But even though the strikes are likely to have something to do with the poor performance of French airports, this is far from the first time they've been shown up by international competitors.
In fact, in April 2017 The Local reported on a survey by consumer magazine UFC-Que Choisir that showed Paris-Orly and Paris-Charles-de-Gaulle ranked near the bottom of the pack for European airports.
That survey revealed that the two international Paris airports ranked at 29th and 31st respectively out of 32 airports, gaining scores of 13.9 and 13.7 out of 20 possible marks.
Complaints from passengers in that survey included the poor quality of the bars and restaurants, the lack of comfort in the waiting areas, and the lack of seats and electrical plugs.
On top of that in November 2017, The Local reported that a study had revealed Paris Beauvais as one of the worst ten airports in the world.
Beauvais airport was ranked the ninth worst airport in the world in a survey by travel site “Sleeping at Airports” just ahead of Tashkent International Airport in Uzbekistan, Kathmandu Tribhuvan International Airport in Nepal and Caracas Simón Bolívar International Airport, Venezuela.
AirHelp also ranked 72 airlines around the world, with France's highest scoring airline coming in 20th thanks to budget airline Transavia, which is run by Air France.
The airline scored 7.88 out of 10 while Air France came in 34th with a rating of 7.77.
“For these two French companies, we are seeing similar results to last year,” said Hayat Boufeldja. “The poor performance in terms of punctuality is probably related to recent strikes.”
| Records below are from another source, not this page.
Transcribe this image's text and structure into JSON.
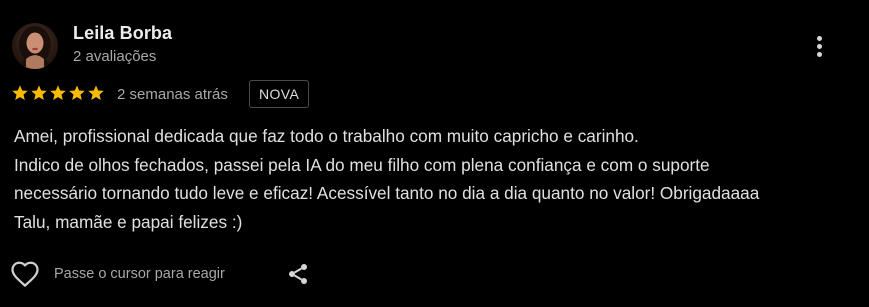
{
  "reviewer": {
    "name": "Leila Borba",
    "reviews_count": "2 avaliações"
  },
  "rating": {
    "stars": 5,
    "max": 5,
    "color": "#f6bb06"
  },
  "date": "2 semanas atrás",
  "badge": "NOVA",
  "review_lines": [
    "Amei, profissional dedicada que faz todo o trabalho com muito capricho e carinho.",
    "Indico de olhos fechados, passei pela IA do meu filho com plena confiança e com o suporte",
    "necessário tornando tudo leve e eficaz! Acessível tanto no dia a dia quanto no valor! Obrigadaaaa",
    "Talu, mamãe e papai felizes :)"
  ],
  "actions": {
    "like_label": "Passe o cursor para reagir",
    "like_icon": "heart-outline-icon",
    "share_icon": "share-icon",
    "more_icon": "more-vert-icon"
  }
}
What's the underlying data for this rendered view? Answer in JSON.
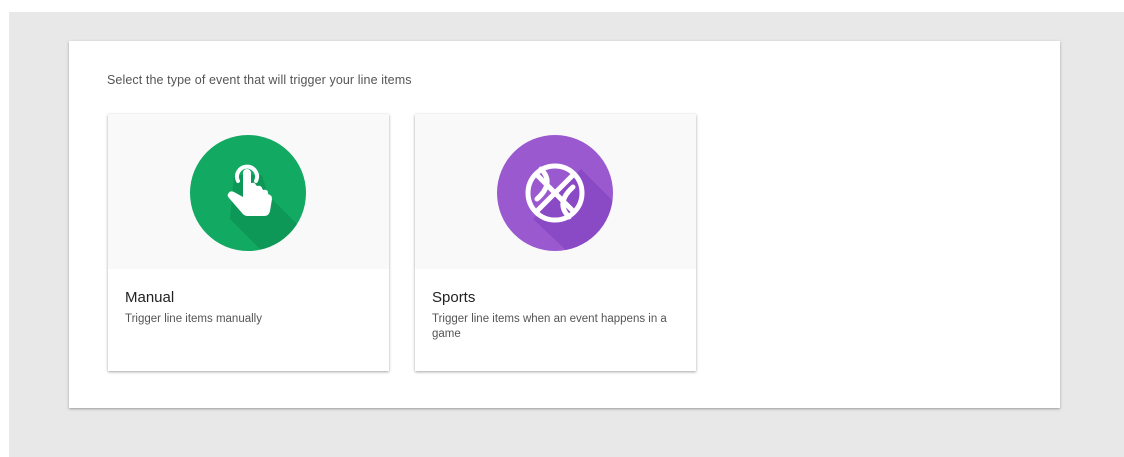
{
  "prompt": "Select the type of event that will trigger your line items",
  "cards": [
    {
      "title": "Manual",
      "description": "Trigger line items manually",
      "icon": "hand-tap-icon",
      "icon_color": "#12a963"
    },
    {
      "title": "Sports",
      "description": "Trigger line items when an event happens in a game",
      "icon": "basketball-icon",
      "icon_color": "#9b59d0"
    }
  ],
  "colors": {
    "backdrop": "#e8e8e8",
    "panel": "#ffffff",
    "card_media": "#f9f9f9"
  }
}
By comparison, Qatar Airways, Lufthansa and Etihad topped the table, scoring 9.08, 8.57 and 8.43, respectively.
Meanwhile, Icelandic airline WOW Air scored the lowest with a total of 5.04.